[Start of Attachment]

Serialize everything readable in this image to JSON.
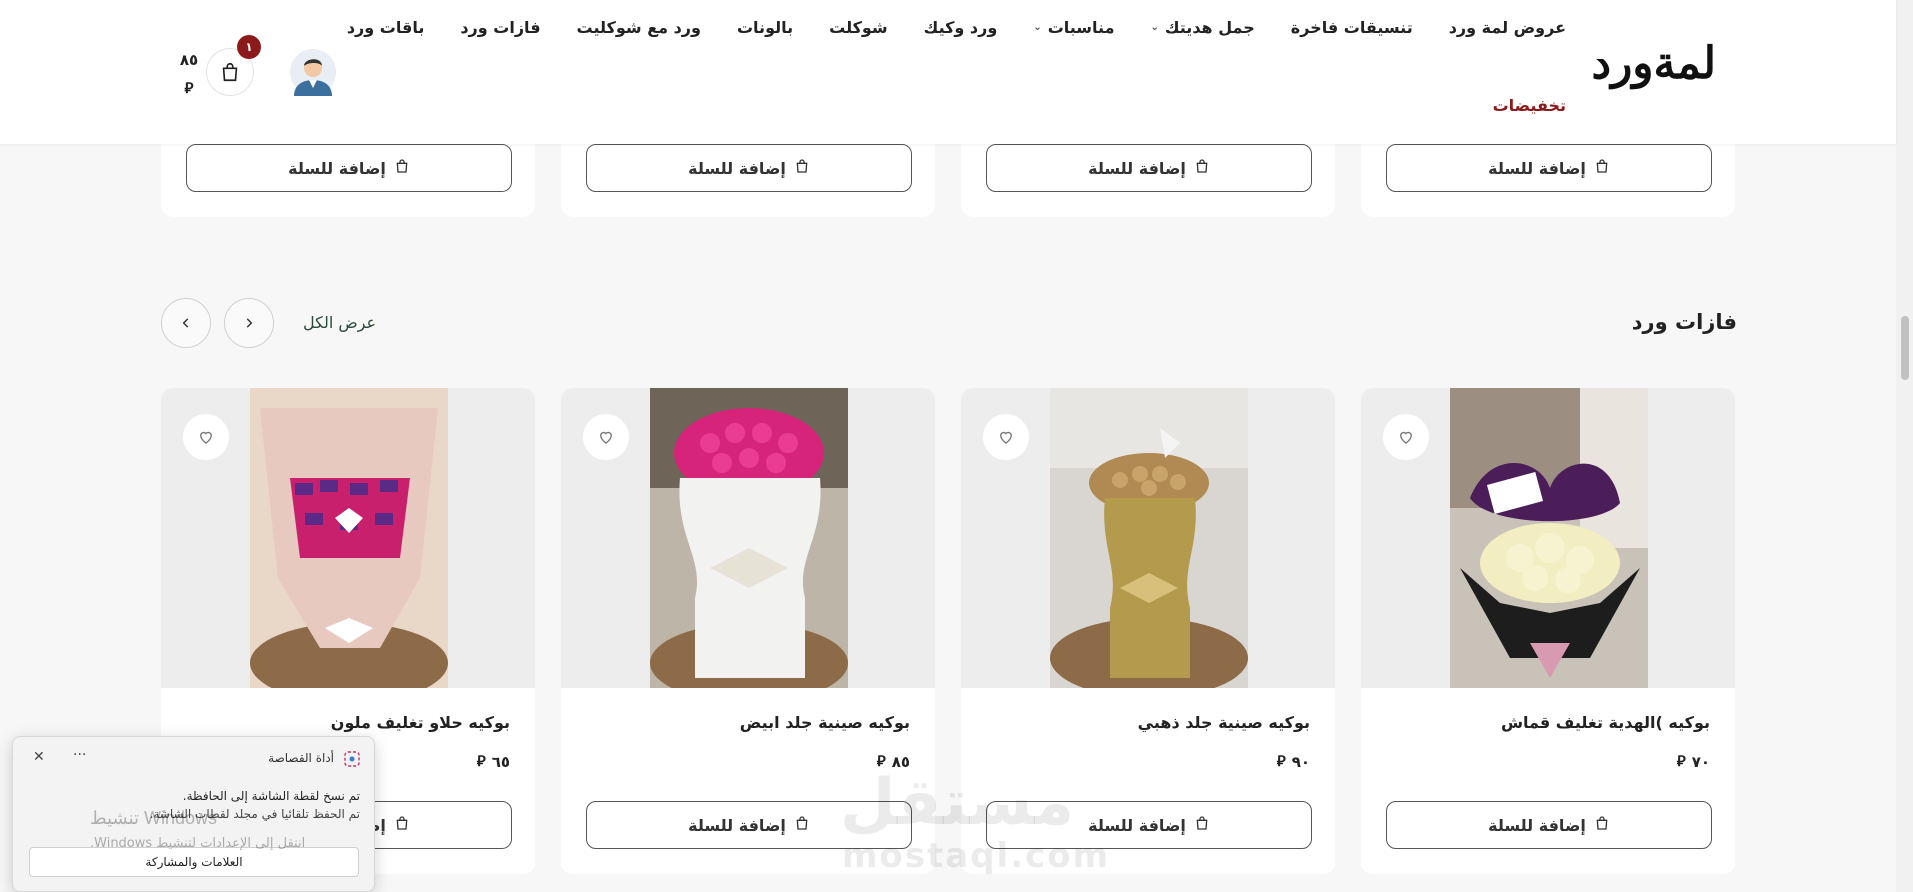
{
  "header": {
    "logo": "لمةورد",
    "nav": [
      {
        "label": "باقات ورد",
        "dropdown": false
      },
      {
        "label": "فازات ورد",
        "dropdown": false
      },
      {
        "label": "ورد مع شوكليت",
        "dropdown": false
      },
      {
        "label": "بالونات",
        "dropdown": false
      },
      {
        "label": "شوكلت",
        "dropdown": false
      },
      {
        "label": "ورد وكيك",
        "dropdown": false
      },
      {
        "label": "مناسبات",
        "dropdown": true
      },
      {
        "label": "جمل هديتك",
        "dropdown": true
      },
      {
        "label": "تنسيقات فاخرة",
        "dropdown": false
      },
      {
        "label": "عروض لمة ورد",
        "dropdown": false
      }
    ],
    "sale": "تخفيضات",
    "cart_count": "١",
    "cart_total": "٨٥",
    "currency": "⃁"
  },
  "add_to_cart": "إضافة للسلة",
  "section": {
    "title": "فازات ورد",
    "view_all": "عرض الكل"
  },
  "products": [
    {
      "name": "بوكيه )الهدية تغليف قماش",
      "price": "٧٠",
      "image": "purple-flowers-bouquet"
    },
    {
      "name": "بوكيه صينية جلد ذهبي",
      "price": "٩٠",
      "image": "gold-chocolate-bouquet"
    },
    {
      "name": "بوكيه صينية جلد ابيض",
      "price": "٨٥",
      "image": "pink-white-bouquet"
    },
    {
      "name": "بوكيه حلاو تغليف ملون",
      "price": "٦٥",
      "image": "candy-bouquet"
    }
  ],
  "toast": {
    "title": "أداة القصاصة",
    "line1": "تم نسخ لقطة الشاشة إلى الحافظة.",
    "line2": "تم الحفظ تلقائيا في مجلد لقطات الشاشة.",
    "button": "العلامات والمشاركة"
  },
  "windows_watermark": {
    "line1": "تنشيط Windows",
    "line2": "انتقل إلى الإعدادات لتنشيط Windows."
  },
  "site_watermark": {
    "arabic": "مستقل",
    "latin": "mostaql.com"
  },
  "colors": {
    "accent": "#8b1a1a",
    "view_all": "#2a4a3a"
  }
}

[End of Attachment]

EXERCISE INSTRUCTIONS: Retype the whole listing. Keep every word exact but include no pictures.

RESPONSE:
Serialize everything readable in this image to JSON.
{
  "header": {
    "logo": "لمةورد",
    "nav": [
      {
        "label": "باقات ورد",
        "dropdown": false
      },
      {
        "label": "فازات ورد",
        "dropdown": false
      },
      {
        "label": "ورد مع شوكليت",
        "dropdown": false
      },
      {
        "label": "بالونات",
        "dropdown": false
      },
      {
        "label": "شوكلت",
        "dropdown": false
      },
      {
        "label": "ورد وكيك",
        "dropdown": false
      },
      {
        "label": "مناسبات",
        "dropdown": true
      },
      {
        "label": "جمل هديتك",
        "dropdown": true
      },
      {
        "label": "تنسيقات فاخرة",
        "dropdown": false
      },
      {
        "label": "عروض لمة ورد",
        "dropdown": false
      }
    ],
    "sale": "تخفيضات",
    "cart_count": "١",
    "cart_total": "٨٥",
    "currency": "⃁"
  },
  "add_to_cart": "إضافة للسلة",
  "section": {
    "title": "فازات ورد",
    "view_all": "عرض الكل"
  },
  "products": [
    {
      "name": "بوكيه )الهدية تغليف قماش",
      "price": "٧٠",
      "image": "purple-flowers-bouquet"
    },
    {
      "name": "بوكيه صينية جلد ذهبي",
      "price": "٩٠",
      "image": "gold-chocolate-bouquet"
    },
    {
      "name": "بوكيه صينية جلد ابيض",
      "price": "٨٥",
      "image": "pink-white-bouquet"
    },
    {
      "name": "بوكيه حلاو تغليف ملون",
      "price": "٦٥",
      "image": "candy-bouquet"
    }
  ],
  "toast": {
    "title": "أداة القصاصة",
    "line1": "تم نسخ لقطة الشاشة إلى الحافظة.",
    "line2": "تم الحفظ تلقائيا في مجلد لقطات الشاشة.",
    "button": "العلامات والمشاركة"
  },
  "windows_watermark": {
    "line1": "تنشيط Windows",
    "line2": "انتقل إلى الإعدادات لتنشيط Windows."
  },
  "site_watermark": {
    "arabic": "مستقل",
    "latin": "mostaql.com"
  },
  "colors": {
    "accent": "#8b1a1a",
    "view_all": "#2a4a3a"
  }
}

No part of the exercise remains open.